- The reporter must allow for some reasonable changes to be made by the editor.
CONTRIBUTORS’ GUIDELINES PART 1: OUR EXPECTATIONS
- Contributors will not be paid. Our website does not make money and we will not pay for work.
- This is Flight usually expects airshow reviews to be submitted within ten days of an event having taken place. However, there is no obligation to provide material unless the contributor used a media pass supported by, or provided by, this website.
- When a contributor is conducting activity for This is Flight (including if you are using a media pass made in our name), we accept no responsibility for any loss or damage caused as a result of your attendence or activity. Contributors work entirely at their own risk at all times.
- Photographs sent to This is Flight must not be watermarked. However, they remain the photographer’s own property and the photographer may use them elsewhere as they wish.
- Reporters must expect and allow for the editor to make reasonable changes to their work. The editor’s decision is final, and he can decline to post articles that are either substandard or do not meet TIF’s guidelines or formats.
- To avoid reputational damage, reporters must avoid cancelling their participation in events or opportunities where their attendence is expected by the hosts/organisers, and has been arranged or supported by This is Flight. The editor must be notified immediately if a cancellation is necessary.
- We would expect to retain all material submitted to This is Flight in our archives, for future use on our website, YouTube channel and/or social media pages*.
- Contributors are not employed by This is Flight, and cannot claim to represent it unless permission has explicitly been given by the editor.
* This could include the use of video clips in highlights videos or documentaries and the use of photographs in website headers, Facebook posts, articles and This is Flight promotional material.
You MUST explicitly state that you agree to the Contributors’ Guidelines, as written here, before your first work is published on This is Flight. If you are not satisfied by the terms as written, you should email a modified version to the editor instead, which he will decide whether to accept.
CONTRIBUTORS’ GUIDELINES PART 2: OUR PROMISE
- This is Flight does not own any work you contribute. Articles and full-size images will be credited as far as reasonably possible.
- All work submitted remains the property of the creator and they can use their work as and when they like, including for other websites.

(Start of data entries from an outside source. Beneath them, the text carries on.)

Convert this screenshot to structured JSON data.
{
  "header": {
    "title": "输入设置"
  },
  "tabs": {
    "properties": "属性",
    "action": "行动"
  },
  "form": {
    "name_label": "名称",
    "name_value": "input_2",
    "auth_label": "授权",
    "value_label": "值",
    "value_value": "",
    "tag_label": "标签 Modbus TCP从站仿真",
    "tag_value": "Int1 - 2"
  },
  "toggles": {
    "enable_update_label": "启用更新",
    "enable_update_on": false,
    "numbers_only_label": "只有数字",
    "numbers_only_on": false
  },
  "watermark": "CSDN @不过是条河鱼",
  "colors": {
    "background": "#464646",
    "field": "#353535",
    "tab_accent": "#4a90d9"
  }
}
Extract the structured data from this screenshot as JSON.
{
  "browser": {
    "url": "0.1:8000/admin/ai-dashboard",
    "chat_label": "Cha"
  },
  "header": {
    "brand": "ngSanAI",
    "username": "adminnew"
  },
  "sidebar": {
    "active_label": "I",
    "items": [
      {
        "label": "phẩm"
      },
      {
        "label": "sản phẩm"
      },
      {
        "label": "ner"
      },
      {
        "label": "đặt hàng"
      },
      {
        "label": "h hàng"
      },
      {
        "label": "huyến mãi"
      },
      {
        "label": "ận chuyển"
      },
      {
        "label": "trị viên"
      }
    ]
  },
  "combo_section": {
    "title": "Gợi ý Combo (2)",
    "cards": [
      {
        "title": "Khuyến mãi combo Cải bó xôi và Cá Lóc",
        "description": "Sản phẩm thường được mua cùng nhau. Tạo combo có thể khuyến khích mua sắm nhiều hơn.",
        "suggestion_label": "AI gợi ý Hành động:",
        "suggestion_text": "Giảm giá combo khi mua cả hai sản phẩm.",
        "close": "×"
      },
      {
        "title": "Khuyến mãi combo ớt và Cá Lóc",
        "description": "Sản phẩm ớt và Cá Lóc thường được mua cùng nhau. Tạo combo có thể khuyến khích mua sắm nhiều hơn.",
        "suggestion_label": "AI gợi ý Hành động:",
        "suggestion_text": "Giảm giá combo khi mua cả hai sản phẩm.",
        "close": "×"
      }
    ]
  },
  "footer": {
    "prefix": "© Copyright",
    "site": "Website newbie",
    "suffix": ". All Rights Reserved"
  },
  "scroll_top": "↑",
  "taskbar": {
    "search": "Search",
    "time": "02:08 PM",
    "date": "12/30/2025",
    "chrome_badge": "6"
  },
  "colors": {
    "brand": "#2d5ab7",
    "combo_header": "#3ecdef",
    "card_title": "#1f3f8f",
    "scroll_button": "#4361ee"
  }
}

- We will never take money for contributors’ work, nor give permission for others to use it without prior expressed permission from the copyright holder. If we receive a request to use or purchase material, it will be forwarded directly to the contributor.
- This is Flight will assist in media accreditation for regular contributors when possible*.
- Individual work will be removed from our website, usually within 48 hours, upon request from the contributor, should they decide to cease contributing to This is Flight**.
* We cannot guarantee accreditation. The event organiser’s decision is final.
** Work produced in collaboration with other reporters will not generally be removed. Social media posts and YouTube videos will also not generally be removed.
GET IN TOUCH
If you’d like to contribute, please email our team at email@example.com, remembering to give examples of your work. It’s also helpful to know a little more about you, such as where you are based, roughly how many airshows you attend each year, and how far you travel to do so.